From 15 September through 22 October 2023, Amsterdam School Museum Het Schip will present an exhibition devoted to the Japanese architect Horiguchi.
100 years ago - on September 29, 1923 - the recently graduated Japanese architect Sutemi Horiguchi visited the newly completed social housing complex Het Schip. The building immediately drew great interest among urban planners and architects from many countries, but in Horiguchi's homeland the complex and the Amsterdam School movement remained unknown.
At the time, Japan was not very attentive to the fact that architecture could be art. Horiguchi, however, was in fact very interested in the cohesion between these two concepts was developing in Europe. Back in Japan, he learned about the Wiener Secession (1898) and the Beurs van Berlage (1903). During his studies, he had founded the Bunriha movement with a group of fellow students in 1920 centered around the question, "Can architecture be art?
A memorable acquaintance
His father paid for a trip through Europe after his graduation. He left by steamship and once he reached land, he continued to travel by train. On one trip to Amsterdam, he met a man who could tell him all about cutting-edge architecture. This is how he first came into contact with the Amsterdam School in the expansion districts of the time.

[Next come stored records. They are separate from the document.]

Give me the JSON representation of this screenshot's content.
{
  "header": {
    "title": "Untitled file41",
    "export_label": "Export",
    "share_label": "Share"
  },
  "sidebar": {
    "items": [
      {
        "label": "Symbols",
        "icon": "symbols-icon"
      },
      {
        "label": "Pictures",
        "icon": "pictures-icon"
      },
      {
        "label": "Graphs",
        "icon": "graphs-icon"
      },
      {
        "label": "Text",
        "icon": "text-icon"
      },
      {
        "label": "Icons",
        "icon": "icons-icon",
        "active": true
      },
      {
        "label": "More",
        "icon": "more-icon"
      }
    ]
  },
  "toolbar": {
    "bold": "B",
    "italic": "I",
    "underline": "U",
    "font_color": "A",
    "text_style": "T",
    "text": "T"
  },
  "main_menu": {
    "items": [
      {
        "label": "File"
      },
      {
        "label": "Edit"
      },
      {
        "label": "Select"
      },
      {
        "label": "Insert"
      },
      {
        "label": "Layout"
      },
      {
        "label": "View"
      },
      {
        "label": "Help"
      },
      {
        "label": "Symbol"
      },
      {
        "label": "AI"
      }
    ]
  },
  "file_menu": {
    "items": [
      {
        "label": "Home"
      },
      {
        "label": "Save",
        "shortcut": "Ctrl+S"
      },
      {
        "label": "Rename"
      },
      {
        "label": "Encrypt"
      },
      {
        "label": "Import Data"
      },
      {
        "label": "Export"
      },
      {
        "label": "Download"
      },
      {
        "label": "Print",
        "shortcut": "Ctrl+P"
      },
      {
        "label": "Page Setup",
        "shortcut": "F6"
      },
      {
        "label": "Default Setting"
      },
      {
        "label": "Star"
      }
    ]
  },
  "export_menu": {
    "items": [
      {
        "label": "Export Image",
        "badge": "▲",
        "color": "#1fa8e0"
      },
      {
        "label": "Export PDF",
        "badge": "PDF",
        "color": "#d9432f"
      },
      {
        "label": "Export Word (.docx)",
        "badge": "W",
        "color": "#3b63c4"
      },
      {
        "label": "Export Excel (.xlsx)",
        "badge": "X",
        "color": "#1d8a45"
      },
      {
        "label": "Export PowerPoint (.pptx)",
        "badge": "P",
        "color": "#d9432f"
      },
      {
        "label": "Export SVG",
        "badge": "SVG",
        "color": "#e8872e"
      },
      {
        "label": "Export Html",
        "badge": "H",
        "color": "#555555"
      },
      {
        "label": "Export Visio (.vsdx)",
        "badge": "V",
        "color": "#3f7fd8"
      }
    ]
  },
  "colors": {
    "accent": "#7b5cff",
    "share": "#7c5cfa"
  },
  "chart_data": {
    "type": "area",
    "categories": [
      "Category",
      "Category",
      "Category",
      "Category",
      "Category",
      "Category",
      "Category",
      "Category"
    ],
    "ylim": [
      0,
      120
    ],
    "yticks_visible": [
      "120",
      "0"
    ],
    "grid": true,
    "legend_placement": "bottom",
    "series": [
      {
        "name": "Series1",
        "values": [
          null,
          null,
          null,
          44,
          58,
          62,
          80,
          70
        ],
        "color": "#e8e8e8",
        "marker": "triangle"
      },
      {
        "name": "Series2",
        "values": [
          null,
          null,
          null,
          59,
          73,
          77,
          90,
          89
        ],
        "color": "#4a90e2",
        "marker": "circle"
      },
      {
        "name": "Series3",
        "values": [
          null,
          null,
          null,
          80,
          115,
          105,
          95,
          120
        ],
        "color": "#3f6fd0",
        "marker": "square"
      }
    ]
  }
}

During his trip he visited many countries, but of all that he had seen, the Amsterdam School had touched him most deeply. Once back in Japan, he therefore published a book about the movement in 1924. This book, documented with beautiful photographs by Bernard Eilers, made a deep impression in Japanese professional circles. He wrote: "Here all the workers live in beautiful buildings like palaces or museums. Homage to the municipal government!". Former residents of the Ship recall that Japanese tourists came to see the Ship in its early years.
Remarkably, Horiguchi also took photos himself in 1923, including the only interior photos from that time - so far - found of the post office of The Ship.

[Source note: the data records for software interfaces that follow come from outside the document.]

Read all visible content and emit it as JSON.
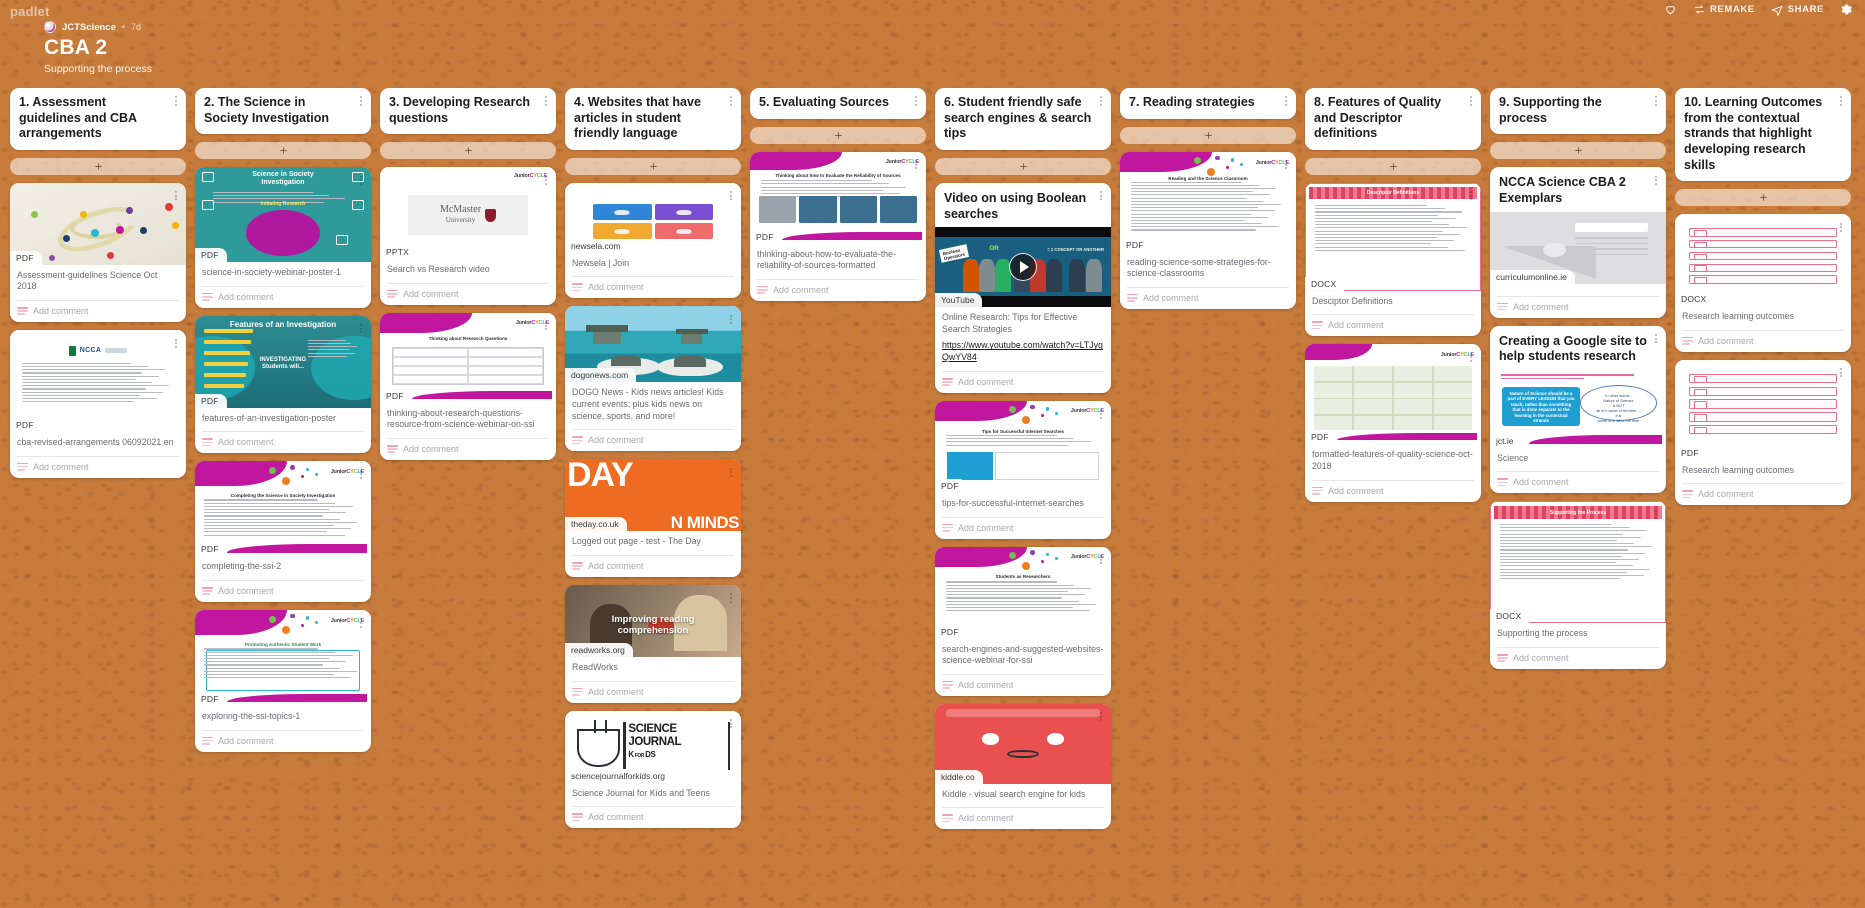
{
  "app": {
    "logo": "padlet"
  },
  "topbar": {
    "favorite_icon": "heart-icon",
    "remake_label": "REMAKE",
    "share_label": "SHARE",
    "settings_icon": "gear-icon"
  },
  "board": {
    "author": "JCTScience",
    "separator": "•",
    "time": "7d",
    "title": "CBA 2",
    "subtitle": "Supporting the process",
    "background_color": "#c87c3c",
    "add_label": "+",
    "comment_placeholder": "Add comment"
  },
  "columns": [
    {
      "title": "1. Assessment guidelines and CBA arrangements",
      "cards": [
        {
          "art": "network",
          "badge": "PDF",
          "caption": "Assessment-guidelines Science Oct 2018",
          "thumb_h": 82
        },
        {
          "art": "ncca",
          "badge": "PDF",
          "caption": "cba-revised-arrangements 06092021 en",
          "thumb_h": 102
        }
      ]
    },
    {
      "title": "2. The Science in Society Investigation",
      "cards": [
        {
          "art": "teal-poster",
          "badge": "PDF",
          "caption": "science-in-society-webinar-poster-1",
          "thumb_h": 95
        },
        {
          "art": "features-poster",
          "badge": "PDF",
          "caption": "features-of-an-investigation-poster",
          "thumb_h": 92
        },
        {
          "art": "jc-text",
          "badge": "PDF",
          "caption": "completing-the-ssi-2",
          "thumb_h": 95
        },
        {
          "art": "jc-boxed",
          "badge": "PDF",
          "caption": "exploring-the-ssi-topics-1",
          "thumb_h": 96
        }
      ]
    },
    {
      "title": "3. Developing Research questions",
      "cards": [
        {
          "art": "mcmaster",
          "badge": "PPTX",
          "caption": "Search vs Research video",
          "thumb_h": 92
        },
        {
          "art": "table-doc",
          "badge": "PDF",
          "caption": "thinking-about-research-questions-resource-from-science-webinar-on-ssi",
          "thumb_h": 90
        }
      ]
    },
    {
      "title": "4. Websites that have articles in student friendly language",
      "cards": [
        {
          "art": "newsela",
          "badge": "newsela.com",
          "badge_type": "site",
          "caption": "Newsela | Join",
          "thumb_h": 70
        },
        {
          "art": "ocean",
          "badge": "dogonews.com",
          "badge_type": "site",
          "caption": "DOGO News - Kids news articles! Kids current events; plus kids news on science, sports, and more!",
          "thumb_h": 76
        },
        {
          "art": "theday",
          "badge": "theday.co.uk",
          "badge_type": "site",
          "caption": "Logged out page - test - The Day",
          "thumb_h": 72
        },
        {
          "art": "readworks",
          "badge": "readworks.org",
          "badge_type": "site",
          "caption": "ReadWorks",
          "thumb_h": 72
        },
        {
          "art": "sciencejournal",
          "badge": "sciencejournalforkids.org",
          "badge_type": "site",
          "caption": "Science Journal for Kids and Teens",
          "thumb_h": 72
        }
      ]
    },
    {
      "title": "5. Evaluating Sources",
      "cards": [
        {
          "art": "evaluate",
          "badge": "PDF",
          "caption": "thinking-about-how-to-evaluate-the-reliability-of-sources-formatted",
          "thumb_h": 92
        }
      ]
    },
    {
      "title": "6. Student friendly safe search engines & search tips",
      "cards": [
        {
          "art": "boolean-video",
          "badge": "YouTube",
          "badge_type": "site",
          "title": "Video on using Boolean searches",
          "caption": "Online Research: Tips for Effective Search Strategies",
          "link": "https://www.youtube.com/watch?v=LTJygQwYV84",
          "thumb_h": 80,
          "play": true
        },
        {
          "art": "jc-tips",
          "badge": "PDF",
          "caption": "tips-for-successful-internet-searches",
          "thumb_h": 92
        },
        {
          "art": "jc-reading",
          "badge": "PDF",
          "caption": "search-engines-and-suggested-websites-science-webinar-for-ssi",
          "thumb_h": 92
        },
        {
          "art": "kiddle",
          "badge": "kiddle.co",
          "badge_type": "site",
          "caption": "Kiddle - visual search engine for kids",
          "thumb_h": 80
        }
      ]
    },
    {
      "title": "7. Reading strategies",
      "cards": [
        {
          "art": "jc-reading2",
          "badge": "PDF",
          "caption": "reading-science-some-strategies-for-science-classrooms",
          "thumb_h": 100
        }
      ]
    },
    {
      "title": "8. Features of Quality and Descriptor definitions",
      "cards": [
        {
          "art": "pinkdoc",
          "badge": "DOCX",
          "badge_label": "Descriptor Definitions",
          "caption": "Desciptor Definitions",
          "thumb_h": 108
        },
        {
          "art": "greentable",
          "badge": "PDF",
          "caption": "formatted-features-of-quality-science-oct-2018",
          "thumb_h": 100
        }
      ]
    },
    {
      "title": "9. Supporting the process",
      "cards": [
        {
          "art": "placeholder",
          "badge": "curriculumonline.ie",
          "badge_type": "site",
          "title": "NCCA Science CBA 2 Exemplars",
          "caption": "",
          "thumb_h": 72
        },
        {
          "art": "gsite",
          "badge": "jct.ie",
          "badge_type": "site",
          "title": "Creating a Google site to help students research",
          "caption": "Science",
          "thumb_h": 78
        },
        {
          "art": "pinkdoc2",
          "badge": "DOCX",
          "caption": "Supporting the process",
          "thumb_h": 122
        }
      ]
    },
    {
      "title": "10. Learning Outcomes from the contextual strands that highlight developing research skills",
      "cards": [
        {
          "art": "redgrid",
          "badge": "DOCX",
          "caption": "Research learning outcomes",
          "thumb_h": 92
        },
        {
          "art": "redgrid",
          "badge": "PDF",
          "caption": "Research learning outcomes",
          "thumb_h": 100
        }
      ]
    }
  ]
}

His special visit will be celebrated 100 years after the fact with an exhibition about Horiguchi. Focusing on his enthusiasm for the Amsterdam School as an architectural and art movement, which he saw reflected especially in the construction of workers' housing. In addition, the exhibition shows how the inspiration found its way into his own architecture.
Workshop | Museum Het Schip X Ikuya Sagara: building a thatched artwork

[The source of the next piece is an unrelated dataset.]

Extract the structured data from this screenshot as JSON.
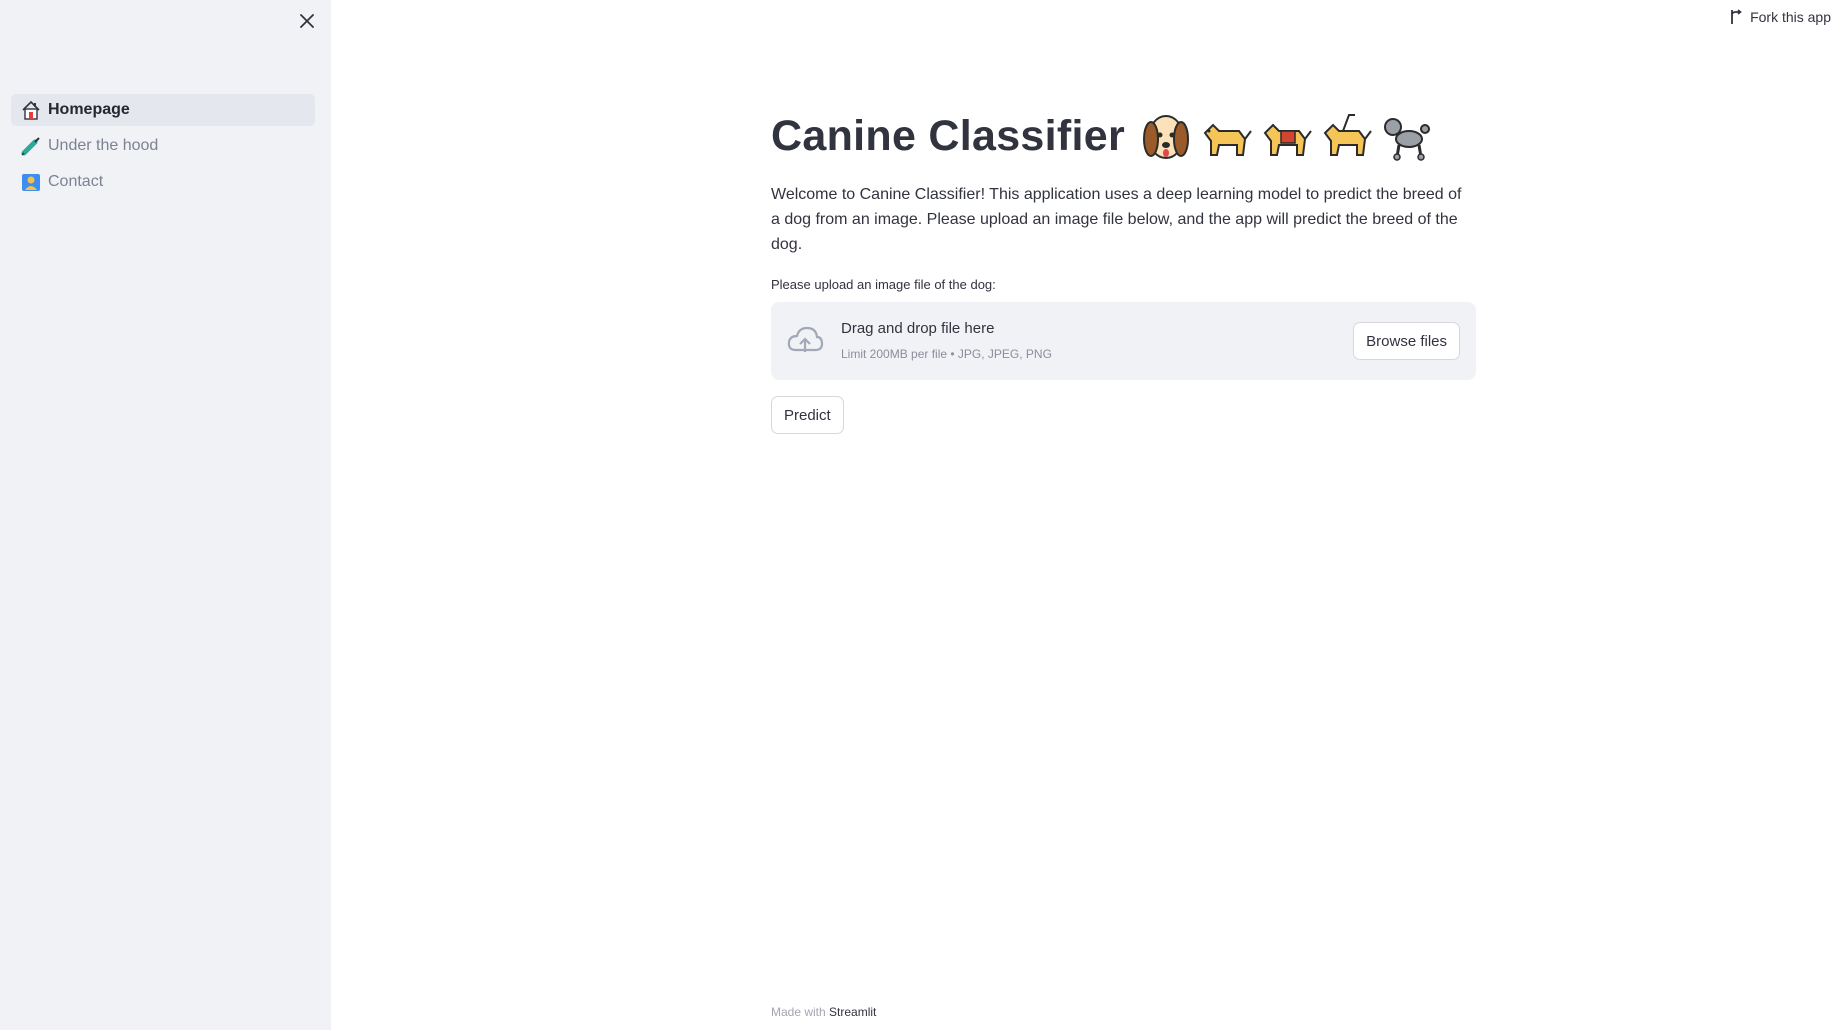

Have you always wanted to work on a life-sized work of art? This is your chance! During this workshop, you will build an impressive dome made of thatch with guidance from Japanese thatching artist Ikuya Sagara and Yuko Taage. This unique workshop takes place exclusively this weekend and spots are limited, so be quick!
The curator speaks | 1923: Horiguchi meets the Amsterdamse School
Accompanying the exhibition '1923: Horiguchi meets the Amsterdam School', a weekly lecture will be held exploring the unique visit the Japanese architect paid to the Netherlands, and how he ended up falling head over heels for the Amsterdam School.
Coming soon: publication 100 years after Horiguchi's visit
Sutemi Horiguchi, Bunriha and the Amsterdam School
In 1923, Japanese architect Sutemi Horiguchi toured Europe and visited the Netherlands. He was the main founder of the Bunriha movement that wanted to change Japanese architecture. Horiguchi was very impressed with modern Dutch architecture, and the Amsterdam School in particular.
This book will be published in English.
The exhibition 1923: Horiguchi meets the Amsterdamse School was supported by: